Which lines hold the string "date"? Copy each of them from the material below.
[Start of Attachment]
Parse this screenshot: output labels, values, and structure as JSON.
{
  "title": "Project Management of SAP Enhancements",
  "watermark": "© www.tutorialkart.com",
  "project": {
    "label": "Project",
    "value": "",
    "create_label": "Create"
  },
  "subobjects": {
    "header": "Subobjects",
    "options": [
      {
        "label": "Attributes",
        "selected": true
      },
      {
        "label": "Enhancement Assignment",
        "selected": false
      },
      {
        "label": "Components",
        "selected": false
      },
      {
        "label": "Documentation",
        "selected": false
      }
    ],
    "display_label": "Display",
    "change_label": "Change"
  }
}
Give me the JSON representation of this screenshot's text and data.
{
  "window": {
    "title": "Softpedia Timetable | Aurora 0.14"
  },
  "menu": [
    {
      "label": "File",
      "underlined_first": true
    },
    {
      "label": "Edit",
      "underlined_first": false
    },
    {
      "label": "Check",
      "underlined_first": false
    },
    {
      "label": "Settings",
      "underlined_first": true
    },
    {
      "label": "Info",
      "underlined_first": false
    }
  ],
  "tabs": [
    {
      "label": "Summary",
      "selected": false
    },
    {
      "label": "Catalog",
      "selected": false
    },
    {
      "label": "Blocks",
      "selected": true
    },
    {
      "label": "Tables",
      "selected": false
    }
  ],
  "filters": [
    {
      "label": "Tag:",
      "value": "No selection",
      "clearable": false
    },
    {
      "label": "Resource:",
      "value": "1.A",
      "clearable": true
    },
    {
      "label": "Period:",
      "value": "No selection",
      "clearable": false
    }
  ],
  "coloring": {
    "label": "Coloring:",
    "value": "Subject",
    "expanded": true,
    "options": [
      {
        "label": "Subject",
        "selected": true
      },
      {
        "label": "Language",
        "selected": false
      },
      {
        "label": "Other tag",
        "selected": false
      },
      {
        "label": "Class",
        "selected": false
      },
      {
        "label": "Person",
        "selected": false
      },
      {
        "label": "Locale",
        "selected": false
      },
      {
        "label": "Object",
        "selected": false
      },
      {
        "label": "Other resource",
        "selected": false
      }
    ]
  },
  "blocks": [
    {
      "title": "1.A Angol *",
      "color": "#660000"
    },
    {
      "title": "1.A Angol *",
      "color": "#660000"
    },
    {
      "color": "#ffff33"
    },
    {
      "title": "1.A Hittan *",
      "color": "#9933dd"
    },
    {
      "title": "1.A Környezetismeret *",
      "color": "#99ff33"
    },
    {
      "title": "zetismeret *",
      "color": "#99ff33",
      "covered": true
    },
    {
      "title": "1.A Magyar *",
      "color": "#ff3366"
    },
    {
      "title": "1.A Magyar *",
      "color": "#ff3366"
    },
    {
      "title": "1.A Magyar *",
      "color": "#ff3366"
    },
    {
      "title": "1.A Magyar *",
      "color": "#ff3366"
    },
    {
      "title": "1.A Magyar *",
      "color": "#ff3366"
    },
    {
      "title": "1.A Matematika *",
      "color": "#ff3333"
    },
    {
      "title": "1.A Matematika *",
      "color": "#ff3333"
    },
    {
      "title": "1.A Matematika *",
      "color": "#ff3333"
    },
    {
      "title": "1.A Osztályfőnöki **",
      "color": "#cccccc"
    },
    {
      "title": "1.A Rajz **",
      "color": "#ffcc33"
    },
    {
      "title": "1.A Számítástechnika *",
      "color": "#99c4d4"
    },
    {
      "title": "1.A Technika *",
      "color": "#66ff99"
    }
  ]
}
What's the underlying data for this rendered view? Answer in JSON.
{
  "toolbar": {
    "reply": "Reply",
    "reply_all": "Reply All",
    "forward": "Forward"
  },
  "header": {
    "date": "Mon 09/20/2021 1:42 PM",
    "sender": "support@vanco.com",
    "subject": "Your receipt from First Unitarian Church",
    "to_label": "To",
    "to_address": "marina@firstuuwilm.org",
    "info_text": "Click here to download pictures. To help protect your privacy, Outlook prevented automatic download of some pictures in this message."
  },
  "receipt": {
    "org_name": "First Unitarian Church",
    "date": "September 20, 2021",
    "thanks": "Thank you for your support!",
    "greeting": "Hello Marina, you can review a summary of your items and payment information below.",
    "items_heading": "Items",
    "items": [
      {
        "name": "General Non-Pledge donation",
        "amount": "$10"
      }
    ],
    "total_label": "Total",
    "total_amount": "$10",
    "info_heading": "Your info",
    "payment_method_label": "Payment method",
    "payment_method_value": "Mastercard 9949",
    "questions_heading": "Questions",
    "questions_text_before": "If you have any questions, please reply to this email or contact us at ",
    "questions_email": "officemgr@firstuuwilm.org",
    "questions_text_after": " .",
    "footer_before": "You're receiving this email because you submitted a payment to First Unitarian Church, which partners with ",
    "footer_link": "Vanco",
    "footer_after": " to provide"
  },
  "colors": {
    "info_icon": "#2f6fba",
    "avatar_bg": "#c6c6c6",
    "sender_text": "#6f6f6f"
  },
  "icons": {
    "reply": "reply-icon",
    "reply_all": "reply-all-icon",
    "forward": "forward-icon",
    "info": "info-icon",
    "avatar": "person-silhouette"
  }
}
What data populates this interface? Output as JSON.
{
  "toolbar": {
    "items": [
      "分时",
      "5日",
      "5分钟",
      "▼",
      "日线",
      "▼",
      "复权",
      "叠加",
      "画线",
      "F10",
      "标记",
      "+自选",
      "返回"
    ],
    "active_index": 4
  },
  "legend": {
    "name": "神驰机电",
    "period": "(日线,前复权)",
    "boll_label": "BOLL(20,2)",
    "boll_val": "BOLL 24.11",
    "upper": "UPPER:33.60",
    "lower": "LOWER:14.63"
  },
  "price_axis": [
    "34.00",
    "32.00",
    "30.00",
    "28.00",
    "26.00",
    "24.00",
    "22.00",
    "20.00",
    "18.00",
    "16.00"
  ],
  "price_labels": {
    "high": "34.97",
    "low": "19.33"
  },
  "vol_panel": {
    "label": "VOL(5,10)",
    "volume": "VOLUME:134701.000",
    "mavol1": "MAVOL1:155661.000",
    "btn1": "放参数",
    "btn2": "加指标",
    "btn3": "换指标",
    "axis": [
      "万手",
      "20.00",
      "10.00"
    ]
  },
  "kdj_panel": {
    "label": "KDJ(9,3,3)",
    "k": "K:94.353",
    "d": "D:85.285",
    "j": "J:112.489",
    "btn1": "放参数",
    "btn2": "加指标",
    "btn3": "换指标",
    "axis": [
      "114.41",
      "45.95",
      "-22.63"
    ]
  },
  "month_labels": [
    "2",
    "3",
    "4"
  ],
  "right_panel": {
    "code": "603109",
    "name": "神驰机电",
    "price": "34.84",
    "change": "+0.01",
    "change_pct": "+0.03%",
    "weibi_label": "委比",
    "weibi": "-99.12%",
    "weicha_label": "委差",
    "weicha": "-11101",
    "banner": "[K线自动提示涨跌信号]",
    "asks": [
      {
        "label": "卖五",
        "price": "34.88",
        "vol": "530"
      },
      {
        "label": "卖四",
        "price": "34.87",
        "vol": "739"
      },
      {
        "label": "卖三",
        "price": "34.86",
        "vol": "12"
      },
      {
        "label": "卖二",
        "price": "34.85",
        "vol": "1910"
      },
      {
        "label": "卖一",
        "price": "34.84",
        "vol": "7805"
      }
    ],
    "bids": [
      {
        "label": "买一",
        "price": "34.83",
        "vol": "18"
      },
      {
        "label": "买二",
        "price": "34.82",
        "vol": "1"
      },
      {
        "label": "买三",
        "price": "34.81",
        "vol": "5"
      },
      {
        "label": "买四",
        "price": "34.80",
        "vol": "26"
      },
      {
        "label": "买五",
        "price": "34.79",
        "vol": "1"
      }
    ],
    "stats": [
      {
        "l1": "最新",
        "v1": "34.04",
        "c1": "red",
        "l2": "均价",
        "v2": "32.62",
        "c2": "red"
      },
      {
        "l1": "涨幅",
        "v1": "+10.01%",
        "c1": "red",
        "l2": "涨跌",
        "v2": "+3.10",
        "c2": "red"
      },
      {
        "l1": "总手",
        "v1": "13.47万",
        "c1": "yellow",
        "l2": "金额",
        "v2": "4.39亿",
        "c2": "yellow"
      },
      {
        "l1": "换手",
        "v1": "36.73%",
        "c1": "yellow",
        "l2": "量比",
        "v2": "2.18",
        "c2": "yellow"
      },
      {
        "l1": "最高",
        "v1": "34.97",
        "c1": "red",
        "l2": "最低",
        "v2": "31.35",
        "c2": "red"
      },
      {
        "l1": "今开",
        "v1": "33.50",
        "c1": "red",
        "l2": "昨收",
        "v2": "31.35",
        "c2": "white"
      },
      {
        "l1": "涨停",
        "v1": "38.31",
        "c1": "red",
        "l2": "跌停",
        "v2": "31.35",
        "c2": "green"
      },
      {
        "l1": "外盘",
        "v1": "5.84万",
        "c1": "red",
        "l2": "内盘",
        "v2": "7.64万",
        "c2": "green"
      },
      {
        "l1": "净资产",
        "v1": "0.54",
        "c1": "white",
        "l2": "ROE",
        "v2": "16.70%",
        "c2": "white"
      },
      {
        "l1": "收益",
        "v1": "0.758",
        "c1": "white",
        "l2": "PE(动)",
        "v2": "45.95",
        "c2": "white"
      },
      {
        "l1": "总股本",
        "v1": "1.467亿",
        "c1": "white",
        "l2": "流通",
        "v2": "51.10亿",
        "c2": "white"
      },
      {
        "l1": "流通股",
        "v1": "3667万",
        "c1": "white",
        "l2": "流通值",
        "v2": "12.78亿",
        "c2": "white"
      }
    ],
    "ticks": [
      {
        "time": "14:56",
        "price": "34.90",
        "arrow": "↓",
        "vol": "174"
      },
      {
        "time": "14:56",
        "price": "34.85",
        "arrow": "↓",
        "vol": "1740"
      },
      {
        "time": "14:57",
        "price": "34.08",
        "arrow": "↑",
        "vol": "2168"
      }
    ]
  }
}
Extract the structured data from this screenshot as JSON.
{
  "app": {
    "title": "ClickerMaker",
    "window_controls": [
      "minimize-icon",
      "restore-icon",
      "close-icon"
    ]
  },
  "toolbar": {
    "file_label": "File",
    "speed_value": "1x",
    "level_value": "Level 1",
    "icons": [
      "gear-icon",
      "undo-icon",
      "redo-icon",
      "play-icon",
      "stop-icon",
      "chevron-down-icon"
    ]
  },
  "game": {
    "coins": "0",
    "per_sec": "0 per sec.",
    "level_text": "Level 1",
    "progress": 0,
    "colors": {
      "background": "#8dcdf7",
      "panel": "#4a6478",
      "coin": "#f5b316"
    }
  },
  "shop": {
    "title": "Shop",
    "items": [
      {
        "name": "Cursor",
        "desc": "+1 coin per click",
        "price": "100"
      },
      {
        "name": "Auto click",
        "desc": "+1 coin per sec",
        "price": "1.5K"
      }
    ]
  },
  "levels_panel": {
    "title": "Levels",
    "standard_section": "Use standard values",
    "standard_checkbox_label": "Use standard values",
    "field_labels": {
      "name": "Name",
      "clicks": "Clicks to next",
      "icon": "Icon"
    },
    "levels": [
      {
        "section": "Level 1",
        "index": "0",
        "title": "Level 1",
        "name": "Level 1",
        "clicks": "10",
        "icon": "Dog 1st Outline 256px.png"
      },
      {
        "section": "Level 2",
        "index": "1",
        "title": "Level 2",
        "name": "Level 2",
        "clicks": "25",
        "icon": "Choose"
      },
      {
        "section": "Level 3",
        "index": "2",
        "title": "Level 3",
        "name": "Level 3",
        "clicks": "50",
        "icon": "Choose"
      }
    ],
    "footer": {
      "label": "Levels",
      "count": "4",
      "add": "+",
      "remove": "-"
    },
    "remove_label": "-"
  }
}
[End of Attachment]
## Output
    "date": "Mon 09/20/2021 1:42 PM",
    "date": "September 20, 2021",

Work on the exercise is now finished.